[What is being asked]:
Which lines of the data contain the string "JSON"? Show each of them.

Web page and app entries
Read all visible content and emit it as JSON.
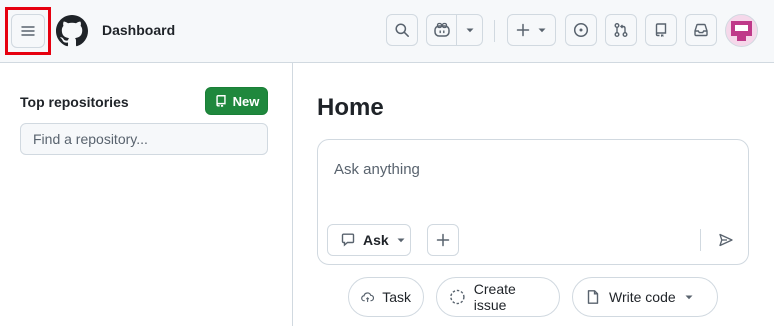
{
  "header": {
    "context_title": "Dashboard",
    "icons": {
      "menu": "hamburger-menu-icon",
      "logo": "github-mark-icon",
      "search": "search-icon",
      "copilot": "copilot-icon",
      "create": "plus-icon",
      "issues": "issue-opened-icon",
      "pulls": "git-pull-request-icon",
      "repos": "repo-icon",
      "inbox": "inbox-icon",
      "avatar": "avatar-identicon"
    }
  },
  "sidebar": {
    "title": "Top repositories",
    "new_button_label": "New",
    "search_placeholder": "Find a repository..."
  },
  "main": {
    "title": "Home",
    "ask_box": {
      "placeholder": "Ask anything",
      "mode_label": "Ask"
    },
    "quick_actions": [
      {
        "label": "Task",
        "icon": "cloud-agent-icon"
      },
      {
        "label": "Create issue",
        "icon": "issue-dashed-circle-icon"
      },
      {
        "label": "Write code",
        "icon": "file-icon"
      }
    ]
  },
  "colors": {
    "highlight": "#e6000f",
    "new_button": "#1f883d",
    "avatar": "#bf3989",
    "header_bg": "#f6f8fa",
    "border": "#d1d9e0"
  }
}
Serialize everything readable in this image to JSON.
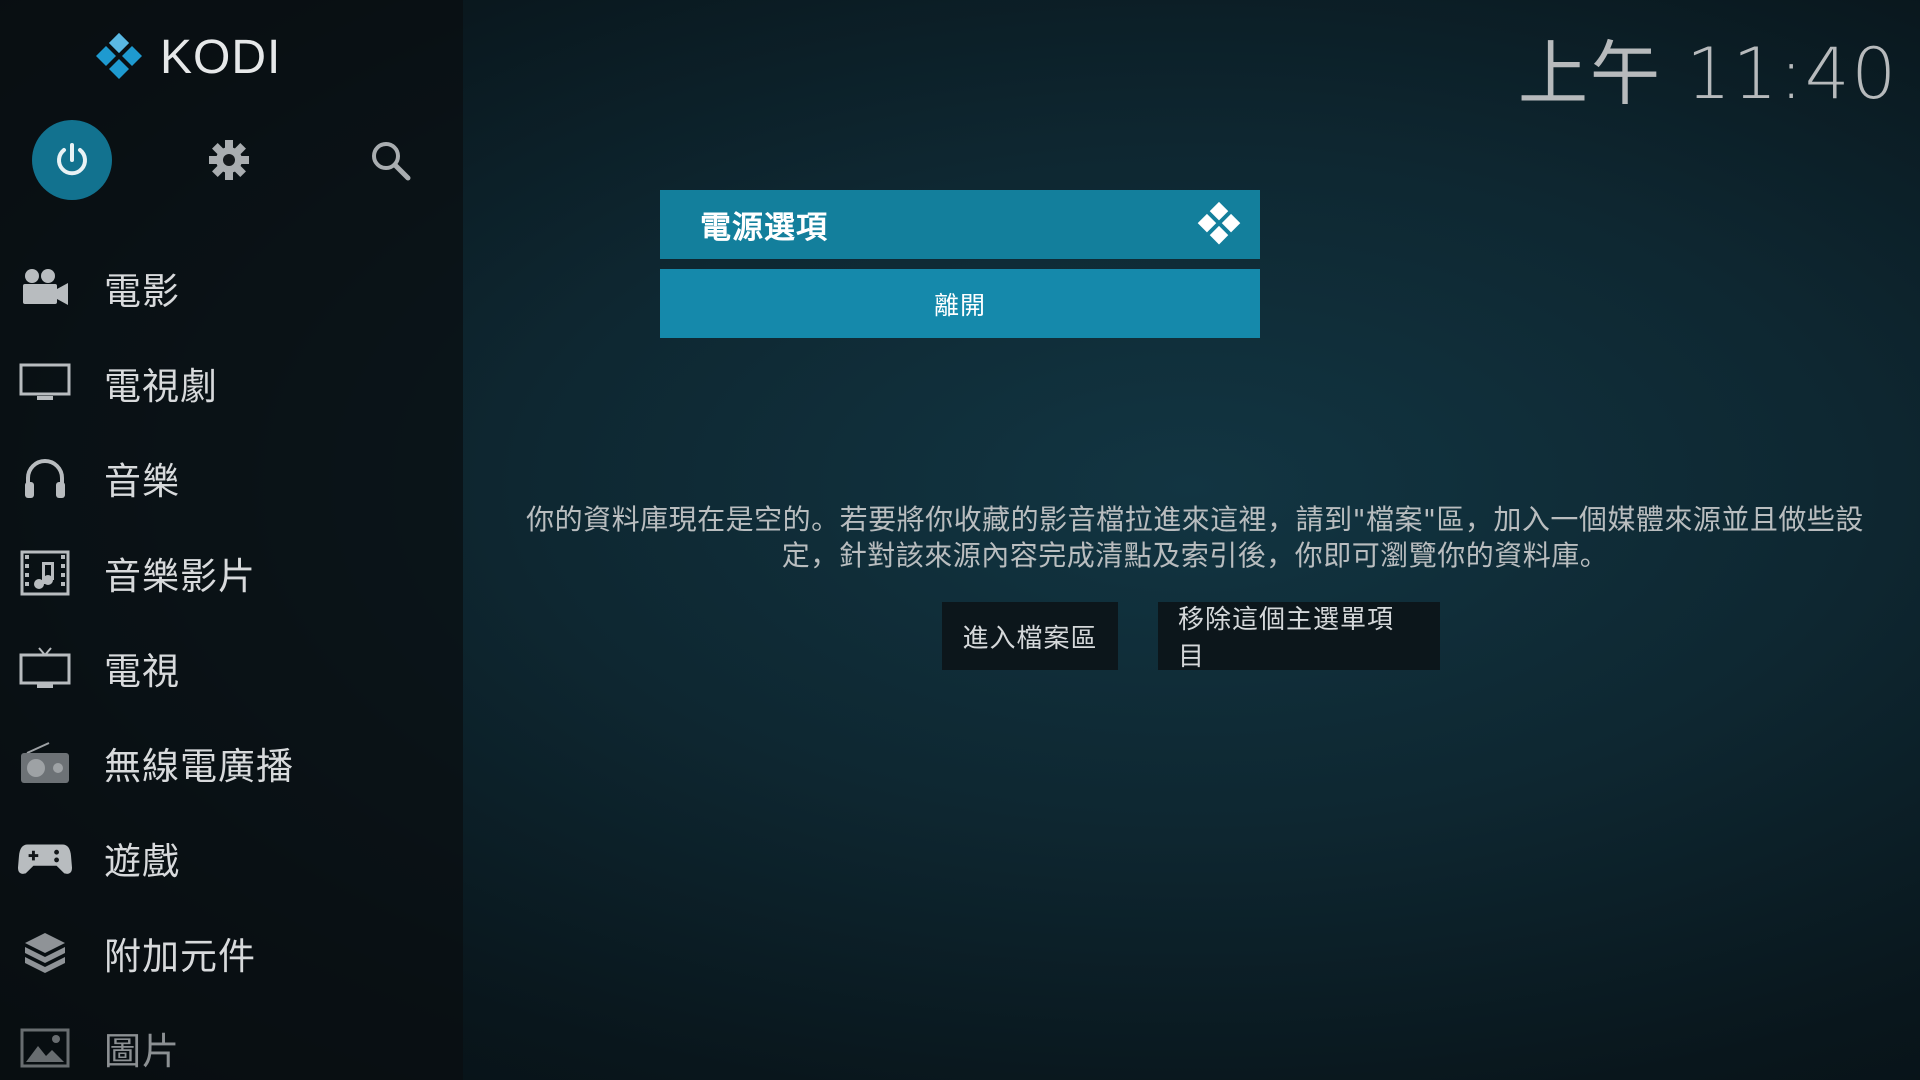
{
  "app": {
    "logo_text": "KODI"
  },
  "clock": {
    "time": "上午 11:40"
  },
  "top_actions": [
    {
      "icon": "power-icon"
    },
    {
      "icon": "gear-icon"
    },
    {
      "icon": "search-icon"
    }
  ],
  "menu": {
    "items": [
      {
        "label": "電影",
        "icon": "movie-camera-icon"
      },
      {
        "label": "電視劇",
        "icon": "monitor-icon"
      },
      {
        "label": "音樂",
        "icon": "headphones-icon"
      },
      {
        "label": "音樂影片",
        "icon": "music-video-icon"
      },
      {
        "label": "電視",
        "icon": "tv-icon"
      },
      {
        "label": "無線電廣播",
        "icon": "radio-icon"
      },
      {
        "label": "遊戲",
        "icon": "gamepad-icon"
      },
      {
        "label": "附加元件",
        "icon": "addons-box-icon"
      },
      {
        "label": "圖片",
        "icon": "picture-icon"
      }
    ]
  },
  "dialog": {
    "title": "電源選項",
    "options": [
      "離開"
    ]
  },
  "empty_library": {
    "message": "你的資料庫現在是空的。若要將你收藏的影音檔拉進來這裡，請到\"檔案\"區，加入一個媒體來源並且做些設定，針對該來源內容完成清點及索引後，你即可瀏覽你的資料庫。",
    "buttons": [
      "進入檔案區",
      "移除這個主選單項目"
    ]
  },
  "colors": {
    "accent": "#12728f",
    "dialog_header": "#137f9c",
    "dialog_option": "#1589ab"
  }
}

[Answer below]:
Read all visible content and emit it as JSON.
Serialize everything readable in this image to JSON.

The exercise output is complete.